“However, a persistent problem with the conventional reprogramming process is that iPS cells can retain an epigenetic memory of their original somatic state, as well as other epigenetic abnormalities,” Professor Lister said. “This can create functional differences between the iPS cells and the ES cells they’re supposed to imitate, and specialized cells subsequently derived from them, which limits their use.”
Introducing the TNT Reprogramming Technique
Professor Jose Polo, who is also with the Monash Biomedicine Discovery Institute, explained that they have now developed a new method, called transient-naive-treatment (TNT) reprogramming, that mimics the reset of a cell’s epigenome that happens in very early embryonic development.
“This significantly reduces the differences between iPS cells and ES cells and maximizes the effectiveness of how human iPS cells can be applied,” he said.
Dr. Sam Buckberry, a computational scientist from the Harry Perkins Institute, UWA, and Telethon Kids Institute, and co-first author of the study, said by studying how the somatic cell epigenome changed throughout the reprogramming process, they pinpointed when epigenetic aberrations emerged, and introduced a new epigenome reset step to avoid them and erase the memory.
Dr. Xiaodong Liu, a stem cell scientist who also spearheaded the research said the new human TNT-iPS cells much more closely resembled human ES cells – both molecularly and functionally – than those produced using conventional reprogramming.
Improved Results With TNT Method
Dr. Daniel Poppe, a cell biologist from UWA, the Harry Perkins Institute, and co-first author, said the iPS cells generated using the TNT method differentiated into many other cells, such as neuron progenitors, better than the iPS cells generated with the standard method.
Monash University student and co-first author Jia Tan said the team’s TNT method was dynamite.

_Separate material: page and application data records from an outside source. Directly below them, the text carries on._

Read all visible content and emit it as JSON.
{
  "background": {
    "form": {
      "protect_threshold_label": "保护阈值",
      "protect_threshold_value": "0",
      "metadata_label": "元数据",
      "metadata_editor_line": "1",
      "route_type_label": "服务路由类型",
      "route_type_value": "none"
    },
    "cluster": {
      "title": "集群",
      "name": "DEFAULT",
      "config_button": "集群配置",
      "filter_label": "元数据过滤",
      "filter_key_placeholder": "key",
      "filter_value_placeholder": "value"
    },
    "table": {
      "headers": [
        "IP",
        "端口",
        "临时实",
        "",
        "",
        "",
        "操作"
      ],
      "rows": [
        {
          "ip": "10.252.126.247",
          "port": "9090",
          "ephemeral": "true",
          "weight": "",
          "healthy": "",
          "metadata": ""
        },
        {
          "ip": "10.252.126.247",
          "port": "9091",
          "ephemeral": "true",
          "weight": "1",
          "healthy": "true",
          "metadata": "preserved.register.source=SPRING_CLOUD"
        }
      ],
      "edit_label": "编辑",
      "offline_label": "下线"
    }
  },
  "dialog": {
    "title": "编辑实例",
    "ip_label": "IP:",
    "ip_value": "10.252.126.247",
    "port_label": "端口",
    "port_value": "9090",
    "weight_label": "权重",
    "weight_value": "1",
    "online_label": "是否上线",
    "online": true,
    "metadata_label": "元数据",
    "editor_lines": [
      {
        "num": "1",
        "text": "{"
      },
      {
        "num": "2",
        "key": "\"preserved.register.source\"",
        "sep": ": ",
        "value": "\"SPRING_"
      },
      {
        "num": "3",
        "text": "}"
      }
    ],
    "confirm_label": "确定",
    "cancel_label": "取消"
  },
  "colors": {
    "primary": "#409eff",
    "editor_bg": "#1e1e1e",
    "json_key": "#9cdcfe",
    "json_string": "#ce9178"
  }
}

“It solves problems associated with conventionally generated iPS cells that if not addressed could have severely detrimental consequences for cell therapies in the long run,” he said.
Future Implications and Research
Professor Polo said that despite their breakthrough, the precise molecular mechanisms underlying the iPS epigenome aberrations and their correction are not fully known. Further research is needed to understand them.